(Entries from a dataset of interfaces)
- - - -

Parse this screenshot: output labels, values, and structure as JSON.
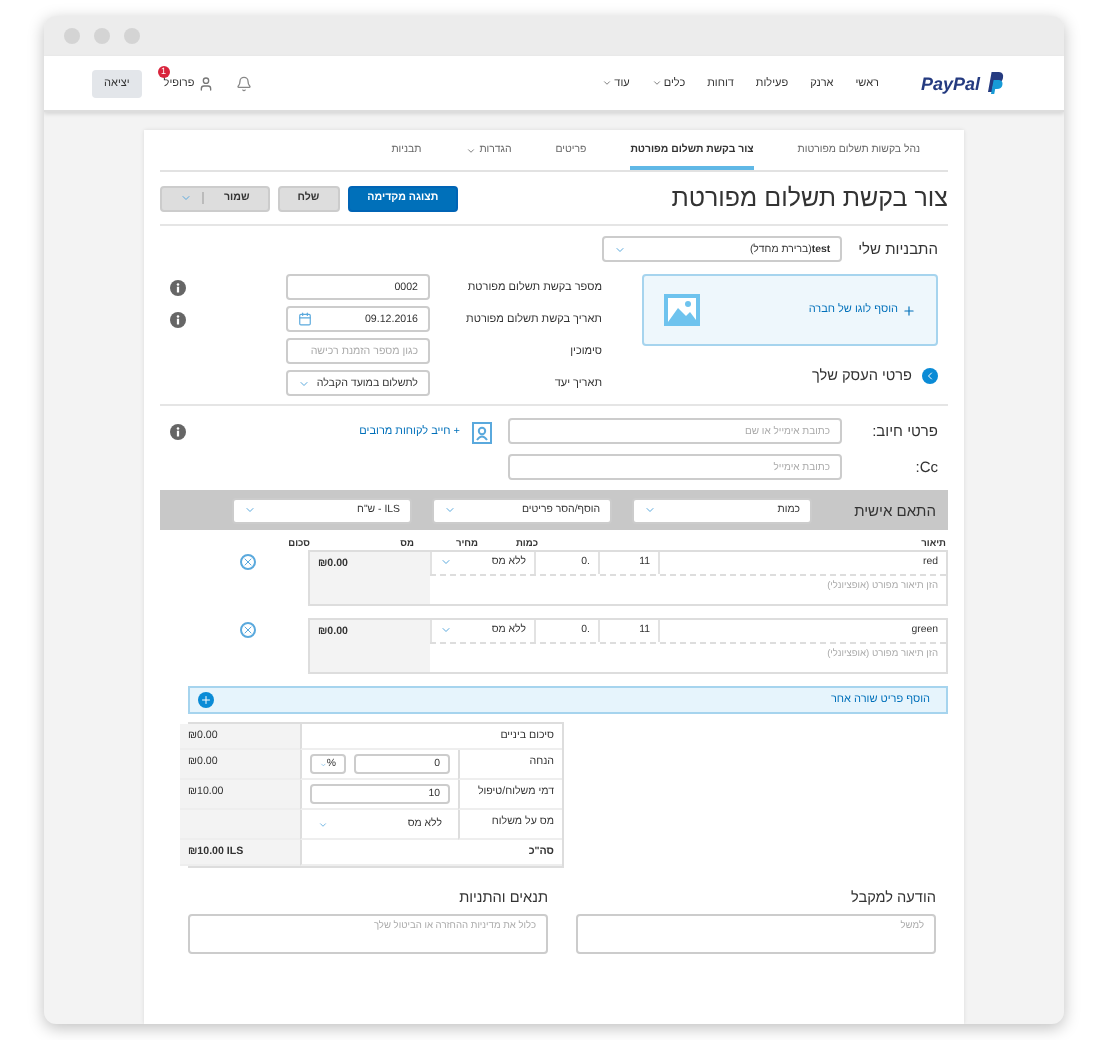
{
  "nav": {
    "logo": "PayPal",
    "links": [
      {
        "label": "ראשי",
        "dropdown": false
      },
      {
        "label": "ארנק",
        "dropdown": false
      },
      {
        "label": "פעילות",
        "dropdown": false
      },
      {
        "label": "דוחות",
        "dropdown": false
      },
      {
        "label": "כלים",
        "dropdown": true
      },
      {
        "label": "עוד",
        "dropdown": true
      }
    ],
    "profile": "פרופיל",
    "badge": "1",
    "logout": "יציאה"
  },
  "tabs": [
    {
      "label": "נהל בקשות תשלום מפורטות",
      "selected": false,
      "dropdown": false
    },
    {
      "label": "צור בקשת תשלום מפורטת",
      "selected": true,
      "dropdown": false
    },
    {
      "label": "פריטים",
      "selected": false,
      "dropdown": false
    },
    {
      "label": "הגדרות",
      "selected": false,
      "dropdown": true
    },
    {
      "label": "תבניות",
      "selected": false,
      "dropdown": false
    }
  ],
  "page_title": "צור בקשת תשלום מפורטת",
  "actions": [
    {
      "label": "תצוגה מקדימה",
      "kind": "primary"
    },
    {
      "label": "שלח",
      "kind": "secondary"
    },
    {
      "label": "שמור",
      "kind": "split"
    }
  ],
  "templates": {
    "label": "התבניות שלי",
    "value": "test",
    "note": "(ברירת מחדל)"
  },
  "logo_box": {
    "label": "הוסף לוגו של חברה"
  },
  "business_details": {
    "label": "פרטי העסק שלך"
  },
  "fields": [
    {
      "label": "מספר בקשת תשלום מפורטת",
      "value": "0002",
      "kind": "text",
      "info": true
    },
    {
      "label": "תאריך בקשת תשלום מפורטת",
      "value": "09.12.2016",
      "kind": "date",
      "info": true
    },
    {
      "label": "סימוכין",
      "placeholder": "כגון מספר הזמנת רכישה",
      "kind": "text",
      "info": false
    },
    {
      "label": "תאריך יעד",
      "value": "לתשלום במועד הקבלה",
      "kind": "select",
      "info": false
    }
  ],
  "billing": {
    "label": "פרטי חיוב:",
    "placeholder": "כתובת אימייל או שם",
    "multi_link": "+ חייב לקוחות מרובים",
    "cc_label": "Cc:",
    "cc_placeholder": "כתובת אימייל"
  },
  "customize": {
    "label": "התאם אישית",
    "selects": [
      "כמות",
      "הוסף/הסר פריטים",
      "ILS - ש\"ח"
    ]
  },
  "columns": [
    "תיאור",
    "כמות",
    "מחיר",
    "מס",
    "סכום"
  ],
  "items": [
    {
      "name": "red",
      "quantity": "11",
      "price": ".0",
      "tax": "ללא מס",
      "amount": "₪0.00",
      "placeholder": "הזן תיאור מפורט (אופציונלי)"
    },
    {
      "name": "green",
      "quantity": "11",
      "price": ".0",
      "tax": "ללא מס",
      "amount": "₪0.00",
      "placeholder": "הזן תיאור מפורט (אופציונלי)"
    }
  ],
  "add_item": "הוסף פריט שורה אחר",
  "totals": [
    {
      "kind": "plain",
      "label": "סיכום ביניים",
      "amount": "₪0.00"
    },
    {
      "kind": "discount",
      "label": "הנחה",
      "value": "0",
      "unit": "%",
      "amount": "₪0.00"
    },
    {
      "kind": "input",
      "label": "דמי משלוח/טיפול",
      "value": "10",
      "amount": "₪10.00"
    },
    {
      "kind": "select",
      "label": "מס על משלוח",
      "value": "ללא מס"
    },
    {
      "kind": "total",
      "label": "סה\"כ",
      "amount": "₪10.00 ILS"
    }
  ],
  "notes": [
    {
      "label": "הודעה למקבל",
      "placeholder": "למשל"
    },
    {
      "label": "תנאים והתניות",
      "placeholder": "כלול את מדיניות ההחזרה או הביטול שלך"
    }
  ]
}
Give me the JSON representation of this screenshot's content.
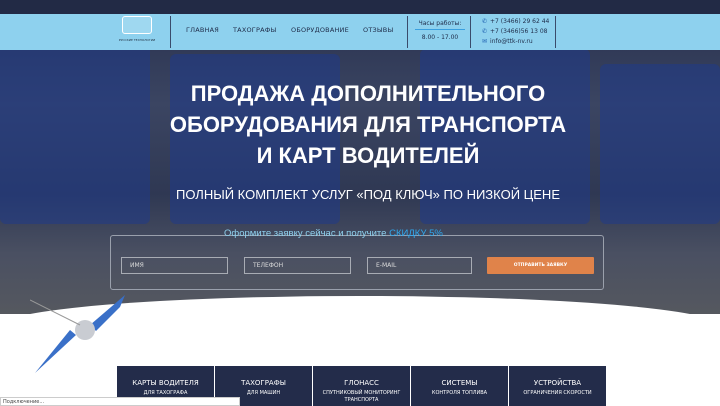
{
  "header": {
    "logo_text": "РУССКИЕ ТЕХНОЛОГИИ",
    "nav": [
      "ГЛАВНАЯ",
      "ТАХОГРАФЫ",
      "ОБОРУДОВАНИЕ",
      "ОТЗЫВЫ"
    ],
    "hours_label": "Часы работы:",
    "hours": "8.00 - 17.00",
    "phones": [
      "+7 (3466) 29 62 44",
      "+7 (3466)56 13 08"
    ],
    "email": "info@ttk-nv.ru"
  },
  "hero": {
    "title_lines": [
      "ПРОДАЖА ДОПОЛНИТЕЛЬНОГО",
      "ОБОРУДОВАНИЯ ДЛЯ ТРАНСПОРТА",
      "И КАРТ ВОДИТЕЛЕЙ"
    ],
    "subtitle": "ПОЛНЫЙ КОМПЛЕКТ УСЛУГ «ПОД КЛЮЧ» ПО НИЗКОЙ ЦЕНЕ"
  },
  "form": {
    "title": "Оформите заявку сейчас и получите ",
    "discount": "СКИДКУ 5%",
    "name_placeholder": "ИМЯ",
    "phone_placeholder": "ТЕЛЕФОН",
    "email_placeholder": "E-MAIL",
    "submit": "ОТПРАВИТЬ ЗАЯВКУ"
  },
  "cards": [
    {
      "title": "КАРТЫ ВОДИТЕЛЯ",
      "sub": "ДЛЯ ТАХОГРАФА"
    },
    {
      "title": "ТАХОГРАФЫ",
      "sub": "ДЛЯ МАШИН"
    },
    {
      "title": "ГЛОНАСС",
      "sub": "СПУТНИКОВЫЙ МОНИТОРИНГ ТРАНСПОРТА"
    },
    {
      "title": "СИСТЕМЫ",
      "sub": "КОНТРОЛЯ ТОПЛИВА"
    },
    {
      "title": "УСТРОЙСТВА",
      "sub": "ОГРАНИЧЕНИЯ СКОРОСТИ"
    }
  ],
  "status_bar": "Подключение...",
  "colors": {
    "header": "#8ed1ee",
    "dark": "#232c4a",
    "accent": "#e0834a"
  }
}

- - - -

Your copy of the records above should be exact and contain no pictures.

* **Task result**
Parse this screenshot: output labels, values, and structure as JSON.
{
  "nav": {
    "logo": "PayPal",
    "links": [
      {
        "label": "ראשי",
        "dropdown": false
      },
      {
        "label": "ארנק",
        "dropdown": false
      },
      {
        "label": "פעילות",
        "dropdown": false
      },
      {
        "label": "דוחות",
        "dropdown": false
      },
      {
        "label": "כלים",
        "dropdown": true
      },
      {
        "label": "עוד",
        "dropdown": true
      }
    ],
    "profile": "פרופיל",
    "badge": "1",
    "logout": "יציאה"
  },
  "tabs": [
    {
      "label": "נהל בקשות תשלום מפורטות",
      "selected": false,
      "dropdown": false
    },
    {
      "label": "צור בקשת תשלום מפורטת",
      "selected": true,
      "dropdown": false
    },
    {
      "label": "פריטים",
      "selected": false,
      "dropdown": false
    },
    {
      "label": "הגדרות",
      "selected": false,
      "dropdown": true
    },
    {
      "label": "תבניות",
      "selected": false,
      "dropdown": false
    }
  ],
  "page_title": "צור בקשת תשלום מפורטת",
  "actions": [
    {
      "label": "תצוגה מקדימה",
      "kind": "primary"
    },
    {
      "label": "שלח",
      "kind": "secondary"
    },
    {
      "label": "שמור",
      "kind": "split"
    }
  ],
  "templates": {
    "label": "התבניות שלי",
    "value": "test",
    "note": "(ברירת מחדל)"
  },
  "logo_box": {
    "label": "הוסף לוגו של חברה"
  },
  "business_details": {
    "label": "פרטי העסק שלך"
  },
  "fields": [
    {
      "label": "מספר בקשת תשלום מפורטת",
      "value": "0002",
      "kind": "text",
      "info": true
    },
    {
      "label": "תאריך בקשת תשלום מפורטת",
      "value": "09.12.2016",
      "kind": "date",
      "info": true
    },
    {
      "label": "סימוכין",
      "placeholder": "כגון מספר הזמנת רכישה",
      "kind": "text",
      "info": false
    },
    {
      "label": "תאריך יעד",
      "value": "לתשלום במועד הקבלה",
      "kind": "select",
      "info": false
    }
  ],
  "billing": {
    "label": "פרטי חיוב:",
    "placeholder": "כתובת אימייל או שם",
    "multi_link": "+ חייב לקוחות מרובים",
    "cc_label": "Cc:",
    "cc_placeholder": "כתובת אימייל"
  },
  "customize": {
    "label": "התאם אישית",
    "selects": [
      "כמות",
      "הוסף/הסר פריטים",
      "ILS - ש\"ח"
    ]
  },
  "columns": [
    "תיאור",
    "כמות",
    "מחיר",
    "מס",
    "סכום"
  ],
  "items": [
    {
      "name": "red",
      "quantity": "11",
      "price": ".0",
      "tax": "ללא מס",
      "amount": "₪0.00",
      "placeholder": "הזן תיאור מפורט (אופציונלי)"
    },
    {
      "name": "green",
      "quantity": "11",
      "price": ".0",
      "tax": "ללא מס",
      "amount": "₪0.00",
      "placeholder": "הזן תיאור מפורט (אופציונלי)"
    }
  ],
  "add_item": "הוסף פריט שורה אחר",
  "totals": [
    {
      "kind": "plain",
      "label": "סיכום ביניים",
      "amount": "₪0.00"
    },
    {
      "kind": "discount",
      "label": "הנחה",
      "value": "0",
      "unit": "%",
      "amount": "₪0.00"
    },
    {
      "kind": "input",
      "label": "דמי משלוח/טיפול",
      "value": "10",
      "amount": "₪10.00"
    },
    {
      "kind": "select",
      "label": "מס על משלוח",
      "value": "ללא מס"
    },
    {
      "kind": "total",
      "label": "סה\"כ",
      "amount": "₪10.00 ILS"
    }
  ],
  "notes": [
    {
      "label": "הודעה למקבל",
      "placeholder": "למשל"
    },
    {
      "label": "תנאים והתניות",
      "placeholder": "כלול את מדיניות ההחזרה או הביטול שלך"
    }
  ]
}
Give me the JSON representation of this screenshot's content.
{
  "header": {
    "logo_text": "РУССКИЕ ТЕХНОЛОГИИ",
    "nav": [
      "ГЛАВНАЯ",
      "ТАХОГРАФЫ",
      "ОБОРУДОВАНИЕ",
      "ОТЗЫВЫ"
    ],
    "hours_label": "Часы работы:",
    "hours": "8.00 - 17.00",
    "phones": [
      "+7 (3466) 29 62 44",
      "+7 (3466)56 13 08"
    ],
    "email": "info@ttk-nv.ru"
  },
  "hero": {
    "title_lines": [
      "ПРОДАЖА ДОПОЛНИТЕЛЬНОГО",
      "ОБОРУДОВАНИЯ ДЛЯ ТРАНСПОРТА",
      "И КАРТ ВОДИТЕЛЕЙ"
    ],
    "subtitle": "ПОЛНЫЙ КОМПЛЕКТ УСЛУГ «ПОД КЛЮЧ» ПО НИЗКОЙ ЦЕНЕ"
  },
  "form": {
    "title": "Оформите заявку сейчас и получите ",
    "discount": "СКИДКУ 5%",
    "name_placeholder": "ИМЯ",
    "phone_placeholder": "ТЕЛЕФОН",
    "email_placeholder": "E-MAIL",
    "submit": "ОТПРАВИТЬ ЗАЯВКУ"
  },
  "cards": [
    {
      "title": "КАРТЫ ВОДИТЕЛЯ",
      "sub": "ДЛЯ ТАХОГРАФА"
    },
    {
      "title": "ТАХОГРАФЫ",
      "sub": "ДЛЯ МАШИН"
    },
    {
      "title": "ГЛОНАСС",
      "sub": "СПУТНИКОВЫЙ МОНИТОРИНГ ТРАНСПОРТА"
    },
    {
      "title": "СИСТЕМЫ",
      "sub": "КОНТРОЛЯ ТОПЛИВА"
    },
    {
      "title": "УСТРОЙСТВА",
      "sub": "ОГРАНИЧЕНИЯ СКОРОСТИ"
    }
  ],
  "status_bar": "Подключение...",
  "colors": {
    "header": "#8ed1ee",
    "dark": "#232c4a",
    "accent": "#e0834a"
  }
}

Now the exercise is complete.